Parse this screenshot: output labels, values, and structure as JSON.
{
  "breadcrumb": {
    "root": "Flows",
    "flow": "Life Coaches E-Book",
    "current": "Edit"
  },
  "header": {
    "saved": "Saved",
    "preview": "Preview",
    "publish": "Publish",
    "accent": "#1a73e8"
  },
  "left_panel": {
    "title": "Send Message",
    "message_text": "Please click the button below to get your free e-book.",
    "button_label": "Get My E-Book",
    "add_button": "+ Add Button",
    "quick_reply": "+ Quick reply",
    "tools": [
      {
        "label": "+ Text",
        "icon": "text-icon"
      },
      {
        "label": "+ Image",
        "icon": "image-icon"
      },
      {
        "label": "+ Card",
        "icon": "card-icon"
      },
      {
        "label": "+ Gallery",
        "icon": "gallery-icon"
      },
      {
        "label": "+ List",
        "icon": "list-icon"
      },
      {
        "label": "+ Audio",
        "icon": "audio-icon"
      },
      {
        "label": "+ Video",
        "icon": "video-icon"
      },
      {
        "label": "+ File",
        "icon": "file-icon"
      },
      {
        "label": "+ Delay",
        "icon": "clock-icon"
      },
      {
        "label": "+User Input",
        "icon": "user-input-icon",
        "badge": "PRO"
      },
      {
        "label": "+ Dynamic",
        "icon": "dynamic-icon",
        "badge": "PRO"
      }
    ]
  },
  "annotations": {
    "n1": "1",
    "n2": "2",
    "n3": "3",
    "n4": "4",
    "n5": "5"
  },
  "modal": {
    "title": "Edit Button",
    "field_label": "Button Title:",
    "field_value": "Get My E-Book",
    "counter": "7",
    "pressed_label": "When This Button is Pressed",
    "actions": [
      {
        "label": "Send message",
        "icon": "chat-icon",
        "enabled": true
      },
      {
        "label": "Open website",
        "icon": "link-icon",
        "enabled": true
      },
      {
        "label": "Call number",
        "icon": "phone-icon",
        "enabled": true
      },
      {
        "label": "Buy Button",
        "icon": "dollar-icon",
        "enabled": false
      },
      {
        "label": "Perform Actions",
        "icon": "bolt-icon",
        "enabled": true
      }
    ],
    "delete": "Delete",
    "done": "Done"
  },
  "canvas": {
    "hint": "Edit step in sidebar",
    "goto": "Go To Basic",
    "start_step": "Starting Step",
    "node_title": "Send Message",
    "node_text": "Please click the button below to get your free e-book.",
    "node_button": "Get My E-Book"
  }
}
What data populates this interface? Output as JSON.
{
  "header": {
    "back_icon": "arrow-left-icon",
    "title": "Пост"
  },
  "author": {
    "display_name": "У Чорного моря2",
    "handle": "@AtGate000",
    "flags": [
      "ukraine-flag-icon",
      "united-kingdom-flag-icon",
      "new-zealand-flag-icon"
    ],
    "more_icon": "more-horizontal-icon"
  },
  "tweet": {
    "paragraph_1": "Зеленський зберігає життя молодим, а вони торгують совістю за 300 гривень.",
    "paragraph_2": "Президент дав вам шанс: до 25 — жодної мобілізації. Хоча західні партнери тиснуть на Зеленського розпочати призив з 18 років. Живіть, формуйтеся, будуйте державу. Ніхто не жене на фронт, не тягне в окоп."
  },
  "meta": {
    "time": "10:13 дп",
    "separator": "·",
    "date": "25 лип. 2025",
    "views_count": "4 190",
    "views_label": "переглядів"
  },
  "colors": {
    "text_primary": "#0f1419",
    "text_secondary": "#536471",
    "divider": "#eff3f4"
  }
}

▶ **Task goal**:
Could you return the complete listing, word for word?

▶ **Answer space**:
Parse this screenshot: output labels, values, and structure as JSON.
{
  "breadcrumb": {
    "root": "Flows",
    "flow": "Life Coaches E-Book",
    "current": "Edit"
  },
  "header": {
    "saved": "Saved",
    "preview": "Preview",
    "publish": "Publish",
    "accent": "#1a73e8"
  },
  "left_panel": {
    "title": "Send Message",
    "message_text": "Please click the button below to get your free e-book.",
    "button_label": "Get My E-Book",
    "add_button": "+ Add Button",
    "quick_reply": "+ Quick reply",
    "tools": [
      {
        "label": "+ Text",
        "icon": "text-icon"
      },
      {
        "label": "+ Image",
        "icon": "image-icon"
      },
      {
        "label": "+ Card",
        "icon": "card-icon"
      },
      {
        "label": "+ Gallery",
        "icon": "gallery-icon"
      },
      {
        "label": "+ List",
        "icon": "list-icon"
      },
      {
        "label": "+ Audio",
        "icon": "audio-icon"
      },
      {
        "label": "+ Video",
        "icon": "video-icon"
      },
      {
        "label": "+ File",
        "icon": "file-icon"
      },
      {
        "label": "+ Delay",
        "icon": "clock-icon"
      },
      {
        "label": "+User Input",
        "icon": "user-input-icon",
        "badge": "PRO"
      },
      {
        "label": "+ Dynamic",
        "icon": "dynamic-icon",
        "badge": "PRO"
      }
    ]
  },
  "annotations": {
    "n1": "1",
    "n2": "2",
    "n3": "3",
    "n4": "4",
    "n5": "5"
  },
  "modal": {
    "title": "Edit Button",
    "field_label": "Button Title:",
    "field_value": "Get My E-Book",
    "counter": "7",
    "pressed_label": "When This Button is Pressed",
    "actions": [
      {
        "label": "Send message",
        "icon": "chat-icon",
        "enabled": true
      },
      {
        "label": "Open website",
        "icon": "link-icon",
        "enabled": true
      },
      {
        "label": "Call number",
        "icon": "phone-icon",
        "enabled": true
      },
      {
        "label": "Buy Button",
        "icon": "dollar-icon",
        "enabled": false
      },
      {
        "label": "Perform Actions",
        "icon": "bolt-icon",
        "enabled": true
      }
    ],
    "delete": "Delete",
    "done": "Done"
  },
  "canvas": {
    "hint": "Edit step in sidebar",
    "goto": "Go To Basic",
    "start_step": "Starting Step",
    "node_title": "Send Message",
    "node_text": "Please click the button below to get your free e-book.",
    "node_button": "Get My E-Book"
  }
}
What data populates this interface? Output as JSON.
{
  "header": {
    "back_icon": "arrow-left-icon",
    "title": "Пост"
  },
  "author": {
    "display_name": "У Чорного моря2",
    "handle": "@AtGate000",
    "flags": [
      "ukraine-flag-icon",
      "united-kingdom-flag-icon",
      "new-zealand-flag-icon"
    ],
    "more_icon": "more-horizontal-icon"
  },
  "tweet": {
    "paragraph_1": "Зеленський зберігає життя молодим, а вони торгують совістю за 300 гривень.",
    "paragraph_2": "Президент дав вам шанс: до 25 — жодної мобілізації. Хоча західні партнери тиснуть на Зеленського розпочати призив з 18 років. Живіть, формуйтеся, будуйте державу. Ніхто не жене на фронт, не тягне в окоп."
  },
  "meta": {
    "time": "10:13 дп",
    "separator": "·",
    "date": "25 лип. 2025",
    "views_count": "4 190",
    "views_label": "переглядів"
  },
  "colors": {
    "text_primary": "#0f1419",
    "text_secondary": "#536471",
    "divider": "#eff3f4"
  }
}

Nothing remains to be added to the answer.